Growing children are most susceptible to the potentially growth stunting effects of a diet high in phytic acid in addition to highly processed foods and minimal vegetables and fruits.  A young vegetarian child who is already not eating much protein and whose calories are mostly wheat chapatis, lentils, and rice may not be meeting his or her growth potential.  Proper calcium and vitamin D absorption, which is impaired by excess phytic acid,  is essential for bone development and growth.  In fact, a scientific study in the prestigious journal Lancet back in 1972 observed nutritional rickets (vitamin D deficiency) and osteomalacia (bone weakening) in Indian immigrants consuming a primarily wheat-based diet.  The study authors stated the following:

The high dietary phytic acid among the chapati-eating Asian immigrants may be sufficient to impair calcium absorption and account for the nutritional rickets and osteomalacia in this population group.”

Osteoporosis Risk

Even the well recognized national osteoporosis foundation (NOF) has put in a disclaimer on their website about beans, stating that:

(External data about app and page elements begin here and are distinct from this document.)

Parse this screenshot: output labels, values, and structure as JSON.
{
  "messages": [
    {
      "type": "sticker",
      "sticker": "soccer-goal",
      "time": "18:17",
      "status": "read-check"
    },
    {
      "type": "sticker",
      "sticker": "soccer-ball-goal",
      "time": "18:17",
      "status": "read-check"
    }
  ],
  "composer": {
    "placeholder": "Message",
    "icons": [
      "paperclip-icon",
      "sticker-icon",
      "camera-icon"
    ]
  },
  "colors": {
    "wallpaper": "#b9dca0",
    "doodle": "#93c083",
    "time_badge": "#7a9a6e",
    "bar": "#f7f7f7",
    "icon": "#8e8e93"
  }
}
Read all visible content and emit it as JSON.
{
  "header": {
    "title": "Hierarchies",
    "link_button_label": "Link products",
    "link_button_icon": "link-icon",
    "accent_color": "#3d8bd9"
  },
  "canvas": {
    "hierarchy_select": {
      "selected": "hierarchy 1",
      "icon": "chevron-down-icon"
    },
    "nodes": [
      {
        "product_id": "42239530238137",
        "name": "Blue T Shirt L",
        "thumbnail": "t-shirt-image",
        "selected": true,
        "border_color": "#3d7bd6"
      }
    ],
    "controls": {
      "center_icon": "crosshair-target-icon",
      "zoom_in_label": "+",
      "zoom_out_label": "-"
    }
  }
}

While beans contain calcium, magnesium, fiber and other nutrients, they are also high in substances called phytates.  Phytates interfere with your body’s ability to absorb the calcium that is contained in beans…”

A typical Indian meal of whole wheat chapatis and kidney bean curry (rajma) with lentils may be depleting your body’s calcium and vitamin D stores.  Add on top of that the fact that most Indians are vitamin D deficient (due to skin color and limited sun exposure) and inactive (prevents healthy bone building) and you have a recipe for the development of osteoporosis, especially in women.  This study highlights the combination of high phytic acid, low dietary calcium intake, and low vitamin D as being contributors to the high incidence of poor bone health in Asian Indians.

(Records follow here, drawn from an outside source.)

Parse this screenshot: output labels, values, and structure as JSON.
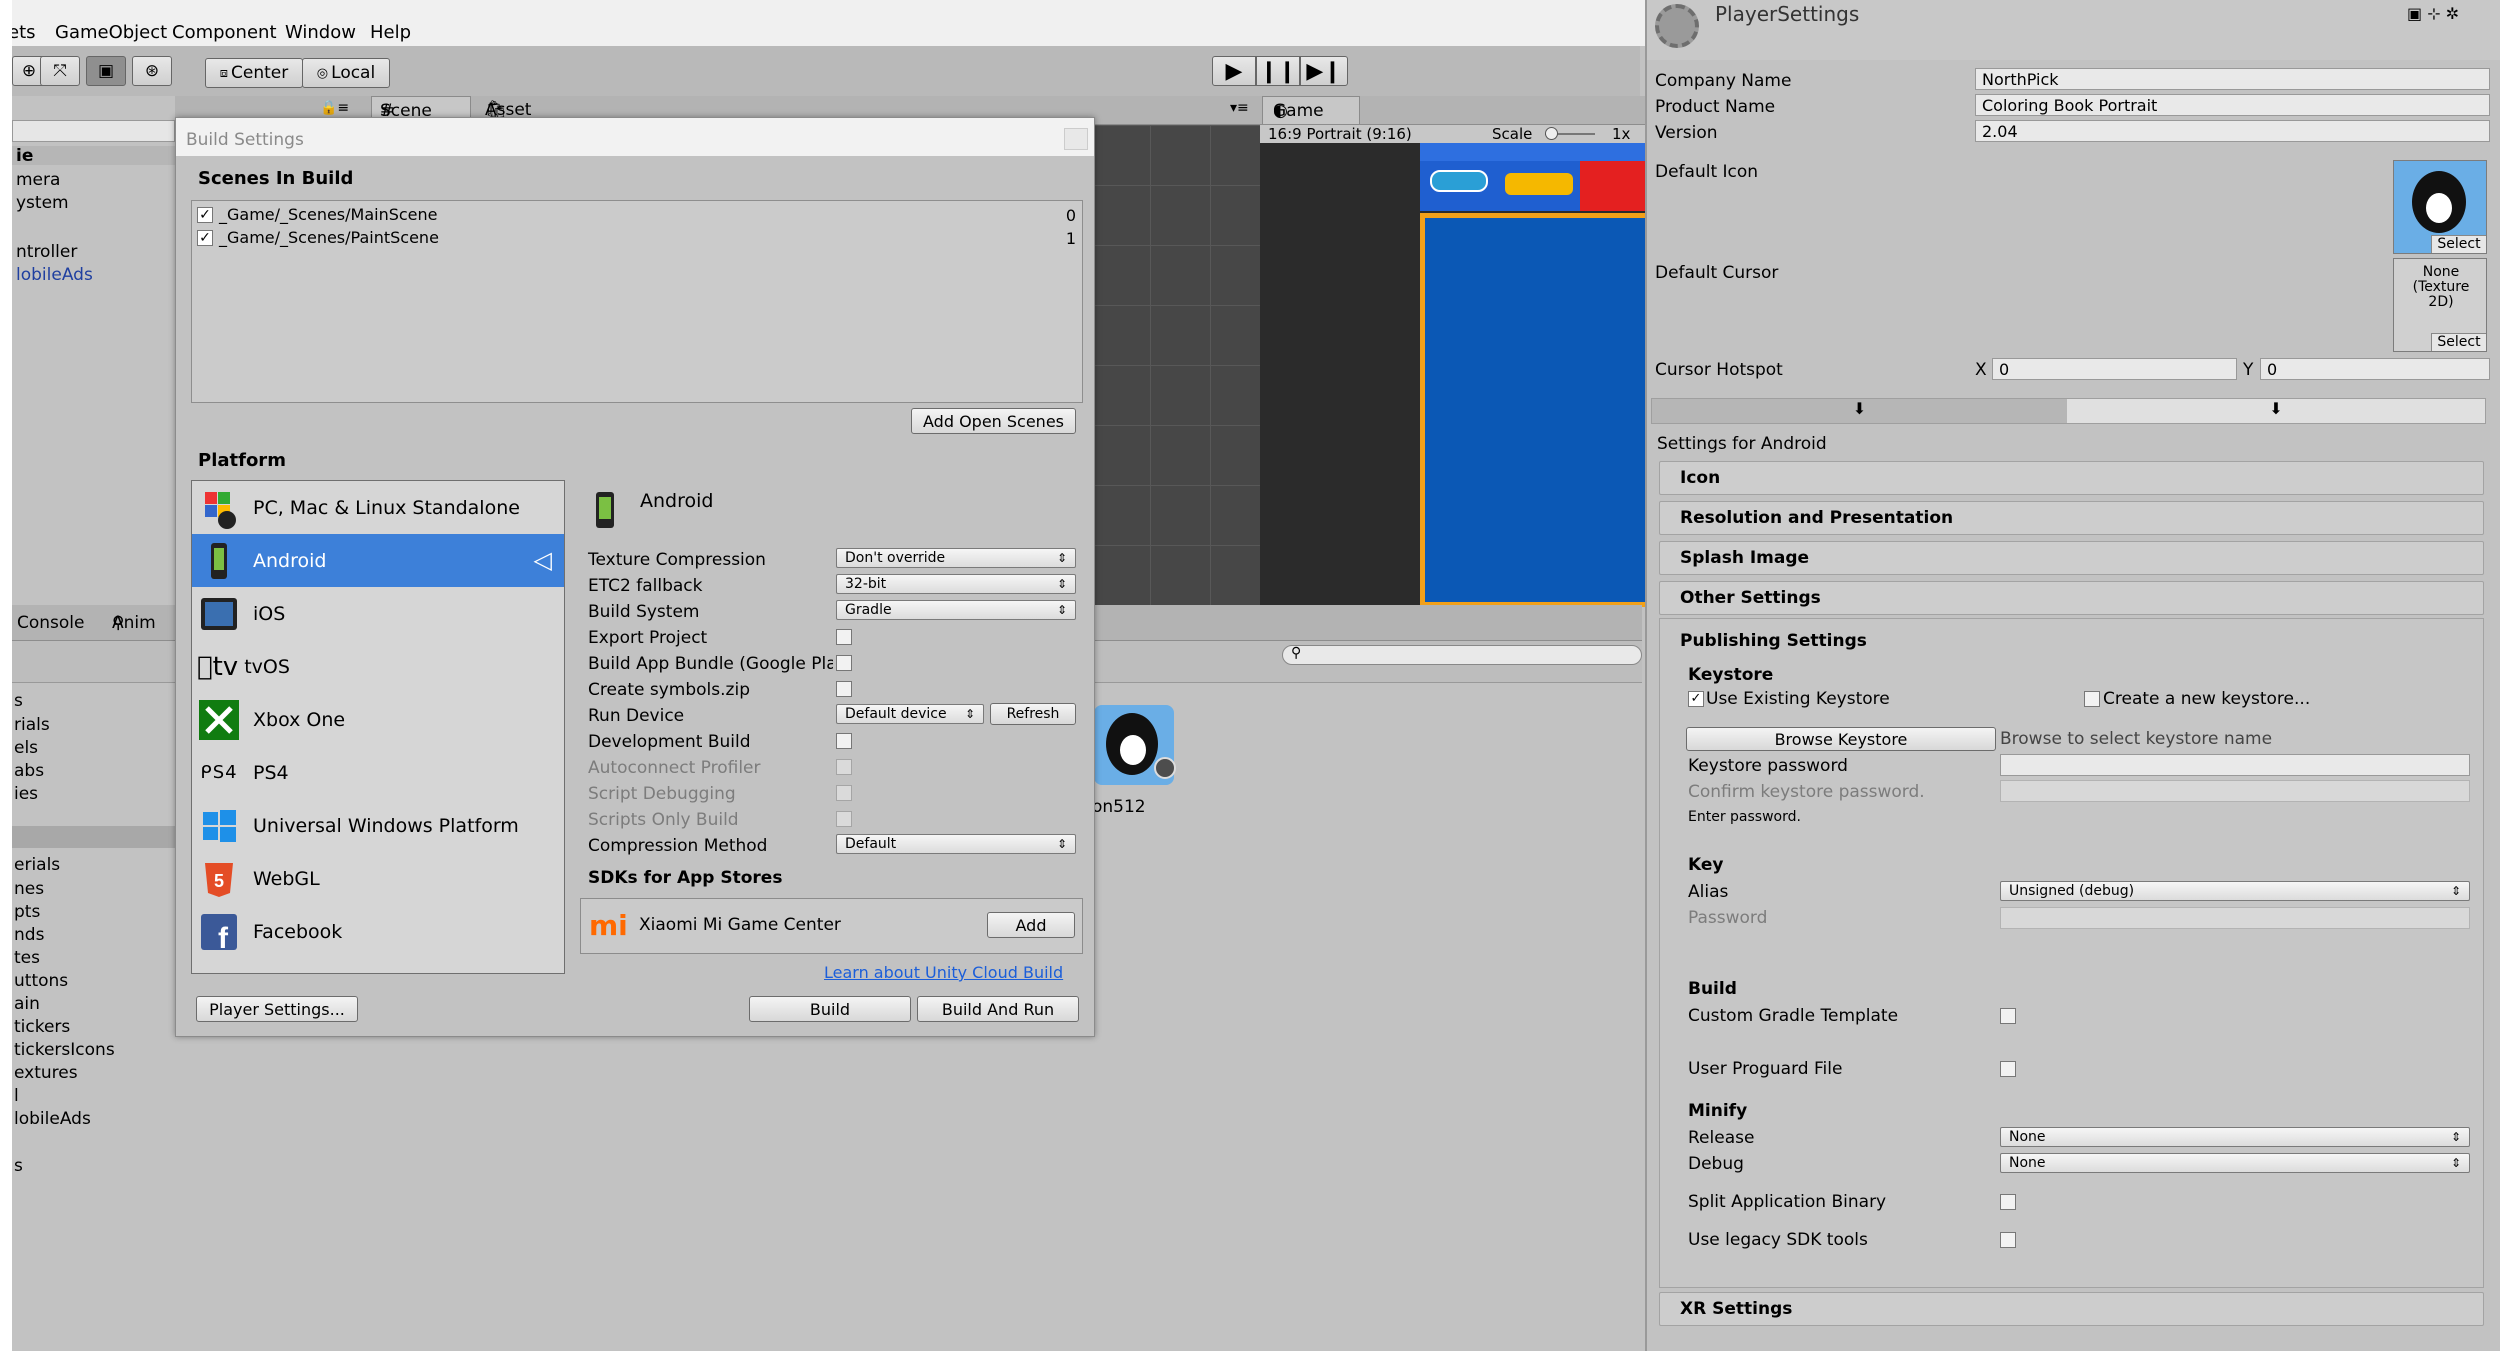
{
  "menu": {
    "items": [
      "ets",
      "GameObject",
      "Component",
      "Window",
      "Help"
    ]
  },
  "toolbar": {
    "center_label": "Center",
    "local_label": "Local"
  },
  "scene_tabs": {
    "scene": "Scene",
    "asset_store": "Asset Store",
    "game": "Game",
    "game_aspect": "16:9 Portrait (9:16)",
    "scale_label": "Scale",
    "scale_value": "1x"
  },
  "hierarchy": {
    "items": [
      "ie",
      "mera",
      "ystem",
      "ntroller",
      "lobileAds"
    ]
  },
  "bottom_tabs": {
    "console": "Console",
    "anim": "Anim"
  },
  "project": {
    "left_items_top": [
      "s",
      "rials",
      "els",
      "abs",
      "ies"
    ],
    "left_items_bottom": [
      "erials",
      "nes",
      "pts",
      "nds",
      "tes",
      "uttons",
      "ain",
      "tickers",
      "tickersIcons",
      "extures",
      "l",
      "lobileAds",
      "s"
    ],
    "asset_label": "on512"
  },
  "build_settings": {
    "title": "Build Settings",
    "scenes_header": "Scenes In Build",
    "scenes": [
      {
        "path": "_Game/_Scenes/MainScene",
        "index": "0"
      },
      {
        "path": "_Game/_Scenes/PaintScene",
        "index": "1"
      }
    ],
    "add_open_scenes": "Add Open Scenes",
    "platform_header": "Platform",
    "platforms": [
      "PC, Mac & Linux Standalone",
      "Android",
      "iOS",
      "tvOS",
      "Xbox One",
      "PS4",
      "Universal Windows Platform",
      "WebGL",
      "Facebook"
    ],
    "selected_platform": "Android",
    "settings": {
      "texture_compression": {
        "label": "Texture Compression",
        "value": "Don't override"
      },
      "etc2_fallback": {
        "label": "ETC2 fallback",
        "value": "32-bit"
      },
      "build_system": {
        "label": "Build System",
        "value": "Gradle"
      },
      "export_project": "Export Project",
      "build_app_bundle": "Build App Bundle (Google Pla",
      "create_symbols": "Create symbols.zip",
      "run_device": {
        "label": "Run Device",
        "value": "Default device",
        "refresh": "Refresh"
      },
      "development_build": "Development Build",
      "autoconnect_profiler": "Autoconnect Profiler",
      "script_debugging": "Script Debugging",
      "scripts_only": "Scripts Only Build",
      "compression_method": {
        "label": "Compression Method",
        "value": "Default"
      }
    },
    "sdks_header": "SDKs for App Stores",
    "sdk_name": "Xiaomi Mi Game Center",
    "sdk_add": "Add",
    "cloud_link": "Learn about Unity Cloud Build",
    "player_settings_btn": "Player Settings...",
    "build_btn": "Build",
    "build_and_run_btn": "Build And Run"
  },
  "inspector": {
    "title": "PlayerSettings",
    "company_name": {
      "label": "Company Name",
      "value": "NorthPick"
    },
    "product_name": {
      "label": "Product Name",
      "value": "Coloring Book Portrait"
    },
    "version": {
      "label": "Version",
      "value": "2.04"
    },
    "default_icon": "Default Icon",
    "default_cursor": "Default Cursor",
    "cursor_none": "None (Texture 2D)",
    "select": "Select",
    "cursor_hotspot": {
      "label": "Cursor Hotspot",
      "x_label": "X",
      "x": "0",
      "y_label": "Y",
      "y": "0"
    },
    "settings_for": "Settings for Android",
    "sections": [
      "Icon",
      "Resolution and Presentation",
      "Splash Image",
      "Other Settings"
    ],
    "publishing": {
      "title": "Publishing Settings",
      "keystore_header": "Keystore",
      "use_existing": "Use Existing Keystore",
      "create_new": "Create a new keystore...",
      "browse_btn": "Browse Keystore",
      "browse_hint": "Browse to select keystore name",
      "keystore_password": "Keystore password",
      "confirm_password": "Confirm keystore password.",
      "enter_password": "Enter password.",
      "key_header": "Key",
      "alias": {
        "label": "Alias",
        "value": "Unsigned (debug)"
      },
      "password": "Password",
      "build_header": "Build",
      "custom_gradle": "Custom Gradle Template",
      "user_proguard": "User Proguard File",
      "minify_header": "Minify",
      "release": {
        "label": "Release",
        "value": "None"
      },
      "debug": {
        "label": "Debug",
        "value": "None"
      },
      "split_binary": "Split Application Binary",
      "legacy_sdk": "Use legacy SDK tools"
    },
    "xr_settings": "XR Settings"
  }
}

How to Reduce Phytic Acid In Your Diet

I’m not suggesting you eliminate staple foods such as grains, legumes, nuts/seeds from your eating plan.  You need to instead make special efforts to increase your consumption of protein, healthy fats, high quality dairy, and at least 6-8 servings of fresh vegetables and fruit.  In other words, shift the balance of your meals and snacks so they are not so phytic acid dominant and pay special attention to the nutrient and growth depleting effects of staple South Asian foods on your child’s diet.  This has become such a crisis in the diet of today’s South Asian child, that I had my wife, pediatrician Shally Sinha, help me write an extensive chapter on Children’s Health in my book.  If you can hold onto eggs as some vegetarians are open to, please do so.  Eggs are one of the most perfect foods on earth and do not worry about the so-called cholesterol raising effects of eggs as I discuss here.  In addition, keep in mind that the traditional practice of soaking, sprouting and fermenting grains, legumes, nuts and seeds may reduce some of the anti-nutrient content of these foods.   In the end, if you strive towards maximizing nutrient dense foods and minimizing nutrient depleting foods, you improve the growth and development of your children, and overall health at every stage of life.